===== RECORDS FOR THIS EXERCISE
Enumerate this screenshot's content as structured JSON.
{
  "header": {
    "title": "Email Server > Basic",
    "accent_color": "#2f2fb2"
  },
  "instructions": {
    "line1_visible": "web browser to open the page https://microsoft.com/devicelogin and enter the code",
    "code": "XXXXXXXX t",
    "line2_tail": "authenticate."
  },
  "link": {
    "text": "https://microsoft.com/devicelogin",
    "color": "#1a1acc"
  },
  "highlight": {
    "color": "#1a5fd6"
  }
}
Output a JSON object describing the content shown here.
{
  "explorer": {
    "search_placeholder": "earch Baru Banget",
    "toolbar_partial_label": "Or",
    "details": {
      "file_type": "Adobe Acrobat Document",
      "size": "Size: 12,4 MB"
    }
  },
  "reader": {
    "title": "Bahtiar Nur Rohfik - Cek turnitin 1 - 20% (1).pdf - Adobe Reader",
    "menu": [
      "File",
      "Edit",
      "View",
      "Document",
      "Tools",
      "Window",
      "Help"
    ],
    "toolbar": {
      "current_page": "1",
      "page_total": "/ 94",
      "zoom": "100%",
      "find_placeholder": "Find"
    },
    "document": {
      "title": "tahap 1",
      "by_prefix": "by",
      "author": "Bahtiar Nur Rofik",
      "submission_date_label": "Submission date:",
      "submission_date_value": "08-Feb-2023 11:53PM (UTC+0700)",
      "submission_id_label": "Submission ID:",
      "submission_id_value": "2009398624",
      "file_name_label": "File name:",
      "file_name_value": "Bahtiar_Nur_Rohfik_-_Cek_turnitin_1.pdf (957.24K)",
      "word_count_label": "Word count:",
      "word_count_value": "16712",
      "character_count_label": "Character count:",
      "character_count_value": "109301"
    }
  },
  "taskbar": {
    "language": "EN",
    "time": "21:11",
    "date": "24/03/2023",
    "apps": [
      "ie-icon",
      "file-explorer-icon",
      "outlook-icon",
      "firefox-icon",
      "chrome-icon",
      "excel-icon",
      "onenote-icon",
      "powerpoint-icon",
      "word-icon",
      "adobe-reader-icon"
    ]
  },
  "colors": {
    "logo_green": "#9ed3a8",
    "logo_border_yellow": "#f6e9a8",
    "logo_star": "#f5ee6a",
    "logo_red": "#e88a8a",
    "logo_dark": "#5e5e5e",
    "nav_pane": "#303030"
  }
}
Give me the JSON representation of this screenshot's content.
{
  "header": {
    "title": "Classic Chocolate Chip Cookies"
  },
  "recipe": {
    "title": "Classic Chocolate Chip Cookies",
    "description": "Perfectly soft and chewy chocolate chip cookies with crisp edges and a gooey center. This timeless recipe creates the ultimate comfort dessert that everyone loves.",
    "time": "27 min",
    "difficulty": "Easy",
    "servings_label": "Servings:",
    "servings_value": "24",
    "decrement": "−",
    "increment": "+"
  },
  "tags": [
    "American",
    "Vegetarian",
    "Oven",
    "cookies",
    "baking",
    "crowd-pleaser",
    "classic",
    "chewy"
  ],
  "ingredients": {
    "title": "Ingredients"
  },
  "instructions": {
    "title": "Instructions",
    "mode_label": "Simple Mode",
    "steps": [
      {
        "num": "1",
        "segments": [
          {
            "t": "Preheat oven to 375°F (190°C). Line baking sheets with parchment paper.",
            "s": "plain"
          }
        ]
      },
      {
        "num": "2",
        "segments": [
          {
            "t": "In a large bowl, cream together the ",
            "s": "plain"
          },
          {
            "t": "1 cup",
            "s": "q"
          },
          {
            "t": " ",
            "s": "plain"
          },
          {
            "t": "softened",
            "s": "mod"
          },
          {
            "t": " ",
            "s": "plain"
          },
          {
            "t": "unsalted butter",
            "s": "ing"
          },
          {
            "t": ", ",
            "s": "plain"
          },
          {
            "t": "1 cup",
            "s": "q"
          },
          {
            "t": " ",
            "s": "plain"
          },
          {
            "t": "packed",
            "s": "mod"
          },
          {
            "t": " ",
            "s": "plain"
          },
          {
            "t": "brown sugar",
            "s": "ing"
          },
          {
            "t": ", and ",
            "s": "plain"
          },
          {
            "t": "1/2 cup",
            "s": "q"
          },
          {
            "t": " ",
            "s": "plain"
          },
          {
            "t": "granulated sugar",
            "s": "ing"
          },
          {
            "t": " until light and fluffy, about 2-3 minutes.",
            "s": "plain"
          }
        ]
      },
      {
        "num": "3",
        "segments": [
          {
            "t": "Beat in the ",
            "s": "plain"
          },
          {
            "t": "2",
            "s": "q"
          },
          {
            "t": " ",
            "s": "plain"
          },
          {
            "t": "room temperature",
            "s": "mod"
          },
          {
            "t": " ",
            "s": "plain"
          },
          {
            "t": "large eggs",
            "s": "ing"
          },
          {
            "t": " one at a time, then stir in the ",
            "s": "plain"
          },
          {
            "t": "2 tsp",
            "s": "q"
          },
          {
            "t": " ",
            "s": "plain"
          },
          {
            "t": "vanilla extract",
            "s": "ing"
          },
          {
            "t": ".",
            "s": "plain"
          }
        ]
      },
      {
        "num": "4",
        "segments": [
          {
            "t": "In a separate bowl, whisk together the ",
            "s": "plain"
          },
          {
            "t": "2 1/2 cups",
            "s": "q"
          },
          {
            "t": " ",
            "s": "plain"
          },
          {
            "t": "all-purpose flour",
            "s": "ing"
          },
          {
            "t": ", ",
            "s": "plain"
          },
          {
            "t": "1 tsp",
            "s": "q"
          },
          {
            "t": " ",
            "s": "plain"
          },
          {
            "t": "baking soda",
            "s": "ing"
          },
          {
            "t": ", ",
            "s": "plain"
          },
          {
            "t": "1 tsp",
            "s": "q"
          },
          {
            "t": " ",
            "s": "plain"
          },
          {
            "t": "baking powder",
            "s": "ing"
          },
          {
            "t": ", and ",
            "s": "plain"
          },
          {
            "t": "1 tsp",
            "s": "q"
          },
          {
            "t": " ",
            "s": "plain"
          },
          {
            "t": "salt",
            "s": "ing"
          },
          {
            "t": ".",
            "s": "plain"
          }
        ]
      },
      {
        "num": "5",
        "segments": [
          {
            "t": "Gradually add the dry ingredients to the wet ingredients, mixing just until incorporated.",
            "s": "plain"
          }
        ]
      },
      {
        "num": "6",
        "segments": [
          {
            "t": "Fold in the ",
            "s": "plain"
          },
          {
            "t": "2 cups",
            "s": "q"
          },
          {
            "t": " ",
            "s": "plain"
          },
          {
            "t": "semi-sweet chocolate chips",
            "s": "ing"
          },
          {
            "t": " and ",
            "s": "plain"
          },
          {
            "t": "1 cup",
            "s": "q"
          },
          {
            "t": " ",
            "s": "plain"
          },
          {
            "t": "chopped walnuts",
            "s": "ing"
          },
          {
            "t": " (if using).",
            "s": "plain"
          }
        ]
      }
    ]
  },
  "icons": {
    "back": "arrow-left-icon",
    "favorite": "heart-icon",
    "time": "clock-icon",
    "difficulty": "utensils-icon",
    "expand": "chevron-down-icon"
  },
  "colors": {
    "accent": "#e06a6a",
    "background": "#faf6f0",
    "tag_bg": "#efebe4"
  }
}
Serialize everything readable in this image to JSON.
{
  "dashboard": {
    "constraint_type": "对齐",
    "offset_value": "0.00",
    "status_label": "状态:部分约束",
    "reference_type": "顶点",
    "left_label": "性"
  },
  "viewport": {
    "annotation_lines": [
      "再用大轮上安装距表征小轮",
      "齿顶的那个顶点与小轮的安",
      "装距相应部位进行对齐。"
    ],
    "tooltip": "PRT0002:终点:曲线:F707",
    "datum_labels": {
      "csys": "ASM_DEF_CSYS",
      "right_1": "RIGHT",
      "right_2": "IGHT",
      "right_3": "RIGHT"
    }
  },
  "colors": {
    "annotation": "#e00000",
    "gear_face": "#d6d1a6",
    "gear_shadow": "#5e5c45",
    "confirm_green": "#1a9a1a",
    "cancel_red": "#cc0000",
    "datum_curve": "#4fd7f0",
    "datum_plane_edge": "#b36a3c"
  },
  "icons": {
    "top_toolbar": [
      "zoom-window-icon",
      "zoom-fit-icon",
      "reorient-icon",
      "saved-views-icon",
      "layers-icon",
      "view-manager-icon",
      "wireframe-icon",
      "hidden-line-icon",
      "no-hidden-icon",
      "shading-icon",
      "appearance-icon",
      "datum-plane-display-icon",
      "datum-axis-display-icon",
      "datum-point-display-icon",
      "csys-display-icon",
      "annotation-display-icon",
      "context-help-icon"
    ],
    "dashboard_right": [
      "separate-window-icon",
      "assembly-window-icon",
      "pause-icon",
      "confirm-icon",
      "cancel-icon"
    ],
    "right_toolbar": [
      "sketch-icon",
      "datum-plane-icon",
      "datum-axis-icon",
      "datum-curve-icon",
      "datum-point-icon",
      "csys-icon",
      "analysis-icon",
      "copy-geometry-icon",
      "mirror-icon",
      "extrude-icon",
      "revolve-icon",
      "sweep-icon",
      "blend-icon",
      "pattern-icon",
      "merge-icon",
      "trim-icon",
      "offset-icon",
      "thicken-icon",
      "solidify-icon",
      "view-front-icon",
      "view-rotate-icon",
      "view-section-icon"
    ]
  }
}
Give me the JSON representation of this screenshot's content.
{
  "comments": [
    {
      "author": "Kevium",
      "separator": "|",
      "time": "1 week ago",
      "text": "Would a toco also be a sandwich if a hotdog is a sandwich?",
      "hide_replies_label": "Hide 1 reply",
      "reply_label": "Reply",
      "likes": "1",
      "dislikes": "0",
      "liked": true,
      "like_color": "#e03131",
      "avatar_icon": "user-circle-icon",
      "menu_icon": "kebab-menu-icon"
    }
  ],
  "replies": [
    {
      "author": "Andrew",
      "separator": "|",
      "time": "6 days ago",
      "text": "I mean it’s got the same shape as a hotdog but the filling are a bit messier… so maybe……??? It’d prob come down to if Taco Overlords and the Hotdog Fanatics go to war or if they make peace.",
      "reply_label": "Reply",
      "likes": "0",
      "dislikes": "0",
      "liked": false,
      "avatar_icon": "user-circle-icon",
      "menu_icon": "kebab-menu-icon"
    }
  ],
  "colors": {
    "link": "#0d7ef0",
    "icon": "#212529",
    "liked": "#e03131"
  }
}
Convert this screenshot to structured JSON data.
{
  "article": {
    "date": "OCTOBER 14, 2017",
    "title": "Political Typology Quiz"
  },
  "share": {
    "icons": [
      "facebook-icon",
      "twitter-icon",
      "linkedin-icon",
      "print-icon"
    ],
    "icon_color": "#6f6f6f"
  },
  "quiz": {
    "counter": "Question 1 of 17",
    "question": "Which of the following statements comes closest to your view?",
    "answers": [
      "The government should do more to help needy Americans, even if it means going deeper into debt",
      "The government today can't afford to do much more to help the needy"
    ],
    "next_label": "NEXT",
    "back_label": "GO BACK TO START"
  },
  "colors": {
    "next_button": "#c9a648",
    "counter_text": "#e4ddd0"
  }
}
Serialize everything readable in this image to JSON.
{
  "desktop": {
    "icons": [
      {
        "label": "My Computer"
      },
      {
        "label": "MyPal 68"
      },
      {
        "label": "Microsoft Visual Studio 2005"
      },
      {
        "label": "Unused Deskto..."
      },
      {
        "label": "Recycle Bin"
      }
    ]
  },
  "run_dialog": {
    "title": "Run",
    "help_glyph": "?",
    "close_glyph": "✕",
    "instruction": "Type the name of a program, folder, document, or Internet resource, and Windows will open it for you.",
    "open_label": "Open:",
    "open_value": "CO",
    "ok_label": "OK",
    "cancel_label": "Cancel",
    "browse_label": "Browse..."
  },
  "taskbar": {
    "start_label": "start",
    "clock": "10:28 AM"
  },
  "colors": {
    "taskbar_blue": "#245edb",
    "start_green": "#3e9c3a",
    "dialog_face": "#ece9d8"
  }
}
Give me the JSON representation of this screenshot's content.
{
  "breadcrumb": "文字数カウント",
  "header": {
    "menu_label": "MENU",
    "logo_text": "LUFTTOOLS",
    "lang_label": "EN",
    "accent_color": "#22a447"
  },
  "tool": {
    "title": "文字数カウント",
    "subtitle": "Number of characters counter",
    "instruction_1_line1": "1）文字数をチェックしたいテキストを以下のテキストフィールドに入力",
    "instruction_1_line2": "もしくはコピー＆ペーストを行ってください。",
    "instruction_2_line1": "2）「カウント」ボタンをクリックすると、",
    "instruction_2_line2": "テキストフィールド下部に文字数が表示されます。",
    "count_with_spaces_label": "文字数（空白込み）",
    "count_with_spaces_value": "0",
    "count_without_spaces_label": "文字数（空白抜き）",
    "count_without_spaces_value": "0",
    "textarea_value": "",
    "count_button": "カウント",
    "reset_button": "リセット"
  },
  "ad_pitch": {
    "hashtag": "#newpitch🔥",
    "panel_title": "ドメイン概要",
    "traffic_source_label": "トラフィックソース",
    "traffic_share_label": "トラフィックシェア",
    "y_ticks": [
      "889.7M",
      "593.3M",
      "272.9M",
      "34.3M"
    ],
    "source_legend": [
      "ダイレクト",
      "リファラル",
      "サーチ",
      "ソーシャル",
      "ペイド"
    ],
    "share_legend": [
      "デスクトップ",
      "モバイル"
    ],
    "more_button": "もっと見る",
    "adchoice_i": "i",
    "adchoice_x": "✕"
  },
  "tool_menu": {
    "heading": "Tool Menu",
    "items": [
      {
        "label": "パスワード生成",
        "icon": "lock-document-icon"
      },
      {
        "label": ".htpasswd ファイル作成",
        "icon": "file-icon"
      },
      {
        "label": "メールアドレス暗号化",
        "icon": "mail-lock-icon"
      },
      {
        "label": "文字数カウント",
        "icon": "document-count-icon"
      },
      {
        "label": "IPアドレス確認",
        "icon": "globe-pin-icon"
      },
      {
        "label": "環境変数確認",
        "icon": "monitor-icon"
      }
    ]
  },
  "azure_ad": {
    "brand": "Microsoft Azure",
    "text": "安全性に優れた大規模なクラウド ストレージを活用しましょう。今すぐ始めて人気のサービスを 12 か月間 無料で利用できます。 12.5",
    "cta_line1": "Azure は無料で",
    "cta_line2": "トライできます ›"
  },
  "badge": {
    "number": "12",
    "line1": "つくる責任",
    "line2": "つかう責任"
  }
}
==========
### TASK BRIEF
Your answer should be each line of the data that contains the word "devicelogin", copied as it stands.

### RESPONSE TO THIS EXERCISE
    "line1_visible": "web browser to open the page https://microsoft.com/devicelogin and enter the code",
    "text": "https://microsoft.com/devicelogin",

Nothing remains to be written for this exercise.